By Ana Goñi-Lessan
BU News Service
Reported rapes on campus were up by 44 percent last year, an increase campus police attribute to growing public comfort with reporting the crimes.
Nationwide discussion and media coverage about sexual assault is fostering a discussion about these crimes, which have traditionally been underreported, Sgt. Dan Healy of the Boston University Police Department said this week.
Last year, 13 rapes were reported to BU police as compared to nine in 2015, Healy said.
“That’s a good thing,” Healy said. “What we want to be able to do is to help people that have been been involved in one of these incidents.”
The university must release an annual security and fire safety report to the public that details the crimes and the university’s policies and procedures, according to the Clery Act.
Rape is defined as non-consensual penetration, according to the report.
“These are sensitive crimes, and the people that are affected by them, it’s not easy to come forward,” he said.
Sexual assault prevention is always one of the university’s priorities, said Colin Riley, a spokesperson for BU. The university encourages students to look into services at the Sexual Assault Response & Prevention Center and to sign up for bystander training, he said.
“I think people are learning that there’s a benefit to reporting it earlier to access support and services sooner,” Riley said.
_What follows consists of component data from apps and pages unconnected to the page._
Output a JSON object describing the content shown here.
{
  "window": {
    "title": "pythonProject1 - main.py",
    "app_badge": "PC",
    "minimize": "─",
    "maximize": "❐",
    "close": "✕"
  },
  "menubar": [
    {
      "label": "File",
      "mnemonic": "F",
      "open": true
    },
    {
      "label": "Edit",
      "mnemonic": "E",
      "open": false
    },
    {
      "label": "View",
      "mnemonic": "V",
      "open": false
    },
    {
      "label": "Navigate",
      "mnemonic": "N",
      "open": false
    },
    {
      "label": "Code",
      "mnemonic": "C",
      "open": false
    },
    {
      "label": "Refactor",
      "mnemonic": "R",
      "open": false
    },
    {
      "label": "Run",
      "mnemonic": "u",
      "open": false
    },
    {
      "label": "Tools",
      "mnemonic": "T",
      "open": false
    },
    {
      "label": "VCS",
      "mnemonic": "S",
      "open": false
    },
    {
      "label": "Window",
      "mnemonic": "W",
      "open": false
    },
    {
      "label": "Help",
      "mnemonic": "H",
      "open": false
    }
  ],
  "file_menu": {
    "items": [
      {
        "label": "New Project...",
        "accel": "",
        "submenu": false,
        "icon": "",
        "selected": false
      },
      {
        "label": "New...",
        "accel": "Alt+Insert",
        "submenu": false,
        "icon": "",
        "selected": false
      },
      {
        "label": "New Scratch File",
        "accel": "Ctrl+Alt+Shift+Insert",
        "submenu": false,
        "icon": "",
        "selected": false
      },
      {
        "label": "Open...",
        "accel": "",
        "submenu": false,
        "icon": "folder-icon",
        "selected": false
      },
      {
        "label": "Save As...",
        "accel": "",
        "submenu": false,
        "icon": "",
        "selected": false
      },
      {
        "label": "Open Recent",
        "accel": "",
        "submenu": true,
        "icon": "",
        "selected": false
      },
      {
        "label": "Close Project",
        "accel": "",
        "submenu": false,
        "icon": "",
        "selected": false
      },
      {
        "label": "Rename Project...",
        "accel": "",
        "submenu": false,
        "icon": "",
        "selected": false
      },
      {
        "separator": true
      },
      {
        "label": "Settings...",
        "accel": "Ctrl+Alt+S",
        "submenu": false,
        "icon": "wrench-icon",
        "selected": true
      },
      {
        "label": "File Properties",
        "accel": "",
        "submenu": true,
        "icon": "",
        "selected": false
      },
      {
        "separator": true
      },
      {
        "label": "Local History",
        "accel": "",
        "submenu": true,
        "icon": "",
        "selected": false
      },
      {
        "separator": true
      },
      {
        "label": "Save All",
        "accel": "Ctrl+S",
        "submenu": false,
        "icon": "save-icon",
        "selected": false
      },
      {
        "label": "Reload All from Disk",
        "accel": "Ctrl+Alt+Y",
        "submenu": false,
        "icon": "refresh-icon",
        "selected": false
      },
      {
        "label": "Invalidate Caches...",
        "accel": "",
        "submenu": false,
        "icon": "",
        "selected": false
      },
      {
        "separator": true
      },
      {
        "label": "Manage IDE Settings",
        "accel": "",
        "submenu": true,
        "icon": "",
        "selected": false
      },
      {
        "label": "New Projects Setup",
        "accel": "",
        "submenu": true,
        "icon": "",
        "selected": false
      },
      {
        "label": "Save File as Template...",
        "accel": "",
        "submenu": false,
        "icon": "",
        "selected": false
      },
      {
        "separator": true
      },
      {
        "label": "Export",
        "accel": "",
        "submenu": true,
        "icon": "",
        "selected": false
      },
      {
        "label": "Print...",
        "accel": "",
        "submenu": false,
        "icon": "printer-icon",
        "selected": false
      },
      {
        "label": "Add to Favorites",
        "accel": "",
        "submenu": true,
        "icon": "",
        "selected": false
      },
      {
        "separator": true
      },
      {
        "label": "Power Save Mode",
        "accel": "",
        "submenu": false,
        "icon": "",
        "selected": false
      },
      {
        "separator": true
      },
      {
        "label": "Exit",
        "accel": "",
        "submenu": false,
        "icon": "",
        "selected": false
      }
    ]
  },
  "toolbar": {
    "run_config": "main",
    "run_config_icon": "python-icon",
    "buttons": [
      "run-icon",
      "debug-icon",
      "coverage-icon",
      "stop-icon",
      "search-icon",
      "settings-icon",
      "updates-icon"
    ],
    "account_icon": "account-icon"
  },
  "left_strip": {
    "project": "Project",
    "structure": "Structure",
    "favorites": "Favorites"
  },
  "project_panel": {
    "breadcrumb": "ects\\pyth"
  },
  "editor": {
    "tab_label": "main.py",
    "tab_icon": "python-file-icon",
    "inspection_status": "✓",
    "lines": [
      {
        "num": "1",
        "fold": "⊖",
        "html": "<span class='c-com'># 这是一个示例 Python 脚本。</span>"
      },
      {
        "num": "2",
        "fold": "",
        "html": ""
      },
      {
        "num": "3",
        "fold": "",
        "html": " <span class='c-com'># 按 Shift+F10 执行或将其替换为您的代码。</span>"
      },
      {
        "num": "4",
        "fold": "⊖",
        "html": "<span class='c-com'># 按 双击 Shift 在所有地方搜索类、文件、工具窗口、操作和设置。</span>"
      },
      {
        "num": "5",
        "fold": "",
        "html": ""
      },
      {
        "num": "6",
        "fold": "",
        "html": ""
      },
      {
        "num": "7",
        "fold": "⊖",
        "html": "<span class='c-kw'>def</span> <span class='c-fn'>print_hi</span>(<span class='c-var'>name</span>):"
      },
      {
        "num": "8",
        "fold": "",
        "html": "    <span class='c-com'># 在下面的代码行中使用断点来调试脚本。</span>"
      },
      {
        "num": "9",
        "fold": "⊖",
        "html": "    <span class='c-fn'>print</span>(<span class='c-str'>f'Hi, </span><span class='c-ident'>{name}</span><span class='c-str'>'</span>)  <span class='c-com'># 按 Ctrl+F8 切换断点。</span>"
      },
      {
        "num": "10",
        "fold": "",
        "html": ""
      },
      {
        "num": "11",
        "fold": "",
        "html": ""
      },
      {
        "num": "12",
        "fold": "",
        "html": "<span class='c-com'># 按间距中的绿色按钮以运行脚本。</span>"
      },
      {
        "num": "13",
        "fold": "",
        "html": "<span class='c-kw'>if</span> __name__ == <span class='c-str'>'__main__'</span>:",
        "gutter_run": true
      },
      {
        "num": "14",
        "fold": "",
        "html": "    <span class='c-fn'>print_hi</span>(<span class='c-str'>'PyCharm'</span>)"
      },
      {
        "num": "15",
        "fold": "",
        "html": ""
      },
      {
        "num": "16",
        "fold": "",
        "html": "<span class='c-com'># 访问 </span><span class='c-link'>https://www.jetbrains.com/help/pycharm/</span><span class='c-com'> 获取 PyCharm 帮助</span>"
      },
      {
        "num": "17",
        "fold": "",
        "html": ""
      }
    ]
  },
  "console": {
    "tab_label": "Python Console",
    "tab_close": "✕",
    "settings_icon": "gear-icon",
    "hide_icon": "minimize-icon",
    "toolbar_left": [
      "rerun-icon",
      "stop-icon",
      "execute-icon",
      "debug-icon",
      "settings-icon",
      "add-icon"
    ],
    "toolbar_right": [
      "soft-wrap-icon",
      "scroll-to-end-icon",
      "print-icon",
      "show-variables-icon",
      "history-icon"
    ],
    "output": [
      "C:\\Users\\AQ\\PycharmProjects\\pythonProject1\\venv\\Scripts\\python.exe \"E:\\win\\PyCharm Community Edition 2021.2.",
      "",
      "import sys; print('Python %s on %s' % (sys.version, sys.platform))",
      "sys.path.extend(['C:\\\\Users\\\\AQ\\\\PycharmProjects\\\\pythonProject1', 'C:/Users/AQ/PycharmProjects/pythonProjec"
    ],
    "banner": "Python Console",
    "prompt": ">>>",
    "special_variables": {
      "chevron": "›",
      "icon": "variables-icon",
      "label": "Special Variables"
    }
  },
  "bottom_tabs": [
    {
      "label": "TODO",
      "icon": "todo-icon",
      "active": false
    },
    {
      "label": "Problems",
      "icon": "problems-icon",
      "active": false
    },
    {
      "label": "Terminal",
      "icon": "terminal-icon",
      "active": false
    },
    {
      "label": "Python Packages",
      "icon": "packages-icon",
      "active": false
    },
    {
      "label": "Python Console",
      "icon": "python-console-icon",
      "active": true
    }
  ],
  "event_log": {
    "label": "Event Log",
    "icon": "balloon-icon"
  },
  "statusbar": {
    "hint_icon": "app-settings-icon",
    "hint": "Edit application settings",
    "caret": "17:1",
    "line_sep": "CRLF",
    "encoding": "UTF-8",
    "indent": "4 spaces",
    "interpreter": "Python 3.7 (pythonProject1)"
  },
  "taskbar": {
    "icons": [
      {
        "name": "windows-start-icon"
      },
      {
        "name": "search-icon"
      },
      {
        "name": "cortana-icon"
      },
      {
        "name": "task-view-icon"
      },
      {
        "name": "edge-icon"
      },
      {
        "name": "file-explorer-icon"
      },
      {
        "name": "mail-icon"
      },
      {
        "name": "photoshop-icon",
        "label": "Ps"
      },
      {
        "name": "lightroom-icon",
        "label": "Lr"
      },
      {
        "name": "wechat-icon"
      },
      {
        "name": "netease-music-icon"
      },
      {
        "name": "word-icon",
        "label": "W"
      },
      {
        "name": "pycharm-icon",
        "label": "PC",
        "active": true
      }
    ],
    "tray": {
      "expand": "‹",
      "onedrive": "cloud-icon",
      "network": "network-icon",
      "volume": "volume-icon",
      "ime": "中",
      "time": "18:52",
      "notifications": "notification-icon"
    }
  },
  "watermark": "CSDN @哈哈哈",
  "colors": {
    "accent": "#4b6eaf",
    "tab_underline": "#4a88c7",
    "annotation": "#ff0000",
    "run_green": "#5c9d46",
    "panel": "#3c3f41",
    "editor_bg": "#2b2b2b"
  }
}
Not only to adjudicate the report fairly and promptly, but also to benefit the community.
“The more people talk about these issues, the greater chance we have to make this not a problem on our campus anymore,” said Maddie Hoffner, sophomore at BU.
“I feel more comfortable knowing that those affected feel more supported to report what happened to them.”